Here are two stylized facts about labor economics:

  1. Utility is roughly logarithmic in income
  2. People who earn more per hour also work longer hours.

Together they present a puzzle – those higher income people are higher income primarily because they earn more dollars/hour, not because they work more hours. Yet if utility is logarithmic, there are diminishing returns to income, so we should expect people with higher hourly rates to work fewer hours.

Essentially, the first stylized fact suggests the income effect dominates, while the second suggests the substitution effect dominates.

One solution to this conundrum would be if the hourly rate changed with the number of hours worked. Maybe there are some jobs that simply cannot be done unless you put a huge amount of effort into them: you can’t be a part-time investment banker or corporate lawyer. If so, your productivity would increase dramatically with hours worked, so the demand curve for your labor would be upwards sloping. It’s a bit like a Giffen Good, except the causation goes

  • Higher Quantity -> More Valuable -> Higher Demand -> Higher Price

rather than

  • Higher Price -> More Valuable -> Higher Demand -> Higher Quantity

At the same time, every extra dollar is worth less and less to you, and each hour of leisure lost hurts more than the previous one, so you demand a higher hourly wage the more hours you work. So your supply curve is upwards sloping, roughly exponentially (to offset the logarithmic dollars->utility conversion)

When both supply and demand curves and upwards sloping, it is not clear there is a unique equilibrium – there could be multiple equilibria.

This could explain why we see such a difference between the incomes of

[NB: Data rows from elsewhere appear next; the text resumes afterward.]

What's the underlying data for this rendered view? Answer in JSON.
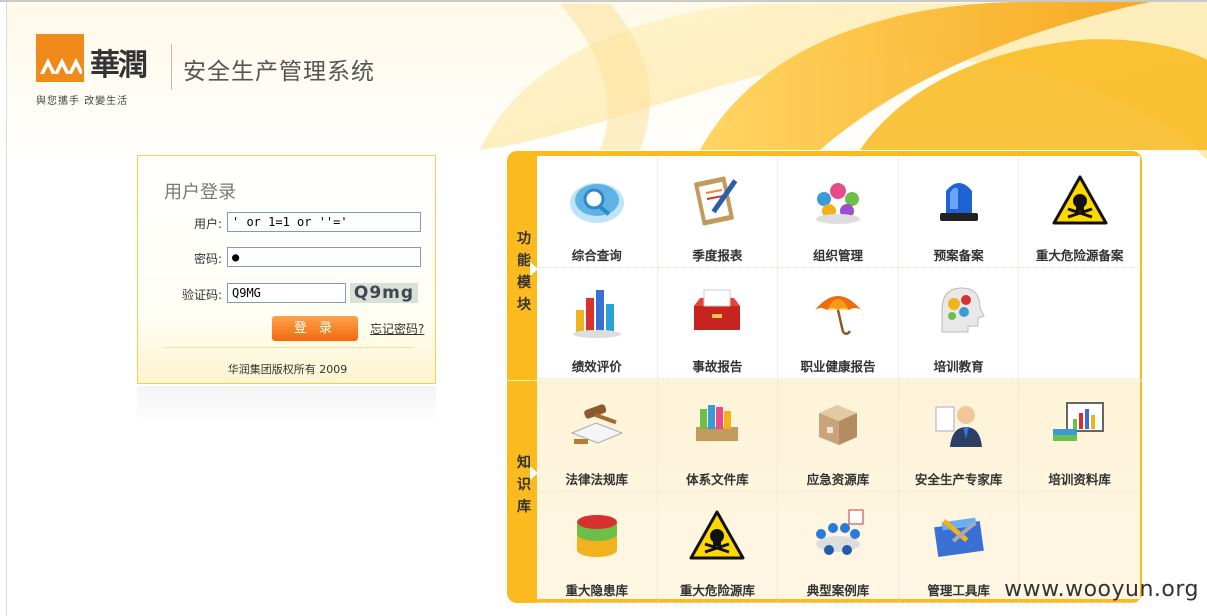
{
  "header": {
    "logo_text": "華潤",
    "logo_slogan": "與您攜手 改變生活",
    "system_title": "安全生产管理系统"
  },
  "login": {
    "title": "用户登录",
    "username_label": "用户:",
    "username_value": "' or 1=1 or ''='",
    "password_label": "密码:",
    "password_value": "●",
    "captcha_label": "验证码:",
    "captcha_value": "Q9MG",
    "captcha_image_text": "Q9mg",
    "login_button": "登 录",
    "forgot_link": "忘记密码?",
    "copyright": "华润集团版权所有 2009"
  },
  "modules": {
    "function_tab": "功能模块",
    "knowledge_tab": "知识库",
    "function_items": [
      {
        "label": "综合查询",
        "icon": "search-query-icon"
      },
      {
        "label": "季度报表",
        "icon": "report-clipboard-icon"
      },
      {
        "label": "组织管理",
        "icon": "organization-people-icon"
      },
      {
        "label": "预案备案",
        "icon": "siren-light-icon"
      },
      {
        "label": "重大危险源备案",
        "icon": "hazard-skull-icon"
      },
      {
        "label": "绩效评价",
        "icon": "performance-chart-icon"
      },
      {
        "label": "事故报告",
        "icon": "incident-folder-icon"
      },
      {
        "label": "职业健康报告",
        "icon": "umbrella-icon"
      },
      {
        "label": "培训教育",
        "icon": "training-head-gears-icon"
      }
    ],
    "knowledge_items": [
      {
        "label": "法律法规库",
        "icon": "law-gavel-book-icon"
      },
      {
        "label": "体系文件库",
        "icon": "documents-books-icon"
      },
      {
        "label": "应急资源库",
        "icon": "emergency-box-icon"
      },
      {
        "label": "安全生产专家库",
        "icon": "expert-person-icon"
      },
      {
        "label": "培训资料库",
        "icon": "training-materials-icon"
      },
      {
        "label": "重大隐患库",
        "icon": "hidden-danger-cylinder-icon"
      },
      {
        "label": "重大危险源库",
        "icon": "hazard-skull-icon"
      },
      {
        "label": "典型案例库",
        "icon": "typical-case-meeting-icon"
      },
      {
        "label": "管理工具库",
        "icon": "management-tools-icon"
      }
    ]
  },
  "watermark": "www.wooyun.org",
  "colors": {
    "accent_orange": "#f08a1a",
    "panel_yellow": "#fbbb1e",
    "login_border": "#f3d24a"
  }
}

  1. The increasing number of people who do not work at all
  2. People who do ordinary jobs for around 40 hours a week
  3. Extremely high earning extremely hard working people

each group occupies a different one of these equilibria.